- Task: Reproduce every entry below exactly, minus the pictures.

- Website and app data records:
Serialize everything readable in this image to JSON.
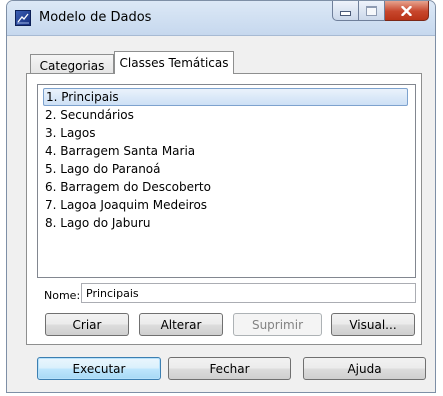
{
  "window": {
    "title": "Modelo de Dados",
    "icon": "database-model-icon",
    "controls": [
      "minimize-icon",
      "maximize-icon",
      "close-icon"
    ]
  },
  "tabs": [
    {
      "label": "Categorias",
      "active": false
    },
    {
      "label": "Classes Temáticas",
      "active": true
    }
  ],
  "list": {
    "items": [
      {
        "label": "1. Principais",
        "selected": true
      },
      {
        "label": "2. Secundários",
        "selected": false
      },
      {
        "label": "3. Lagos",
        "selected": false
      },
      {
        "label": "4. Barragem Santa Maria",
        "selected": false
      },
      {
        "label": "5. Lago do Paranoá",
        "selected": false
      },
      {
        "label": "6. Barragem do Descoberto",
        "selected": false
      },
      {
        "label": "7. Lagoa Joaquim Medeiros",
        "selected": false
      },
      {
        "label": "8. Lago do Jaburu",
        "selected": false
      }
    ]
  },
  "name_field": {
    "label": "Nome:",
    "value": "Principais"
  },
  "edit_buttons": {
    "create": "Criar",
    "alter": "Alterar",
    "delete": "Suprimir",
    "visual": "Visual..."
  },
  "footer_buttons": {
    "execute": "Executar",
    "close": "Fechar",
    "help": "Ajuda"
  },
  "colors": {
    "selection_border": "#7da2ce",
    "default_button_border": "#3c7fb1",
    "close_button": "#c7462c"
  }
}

- The completed task:
Serialize everything readable in this image to JSON.
{
  "window": {
    "title": "Modelo de Dados",
    "icon": "database-model-icon",
    "controls": [
      "minimize-icon",
      "maximize-icon",
      "close-icon"
    ]
  },
  "tabs": [
    {
      "label": "Categorias",
      "active": false
    },
    {
      "label": "Classes Temáticas",
      "active": true
    }
  ],
  "list": {
    "items": [
      {
        "label": "1. Principais",
        "selected": true
      },
      {
        "label": "2. Secundários",
        "selected": false
      },
      {
        "label": "3. Lagos",
        "selected": false
      },
      {
        "label": "4. Barragem Santa Maria",
        "selected": false
      },
      {
        "label": "5. Lago do Paranoá",
        "selected": false
      },
      {
        "label": "6. Barragem do Descoberto",
        "selected": false
      },
      {
        "label": "7. Lagoa Joaquim Medeiros",
        "selected": false
      },
      {
        "label": "8. Lago do Jaburu",
        "selected": false
      }
    ]
  },
  "name_field": {
    "label": "Nome:",
    "value": "Principais"
  },
  "edit_buttons": {
    "create": "Criar",
    "alter": "Alterar",
    "delete": "Suprimir",
    "visual": "Visual..."
  },
  "footer_buttons": {
    "execute": "Executar",
    "close": "Fechar",
    "help": "Ajuda"
  },
  "colors": {
    "selection_border": "#7da2ce",
    "default_button_border": "#3c7fb1",
    "close_button": "#c7462c"
  }
}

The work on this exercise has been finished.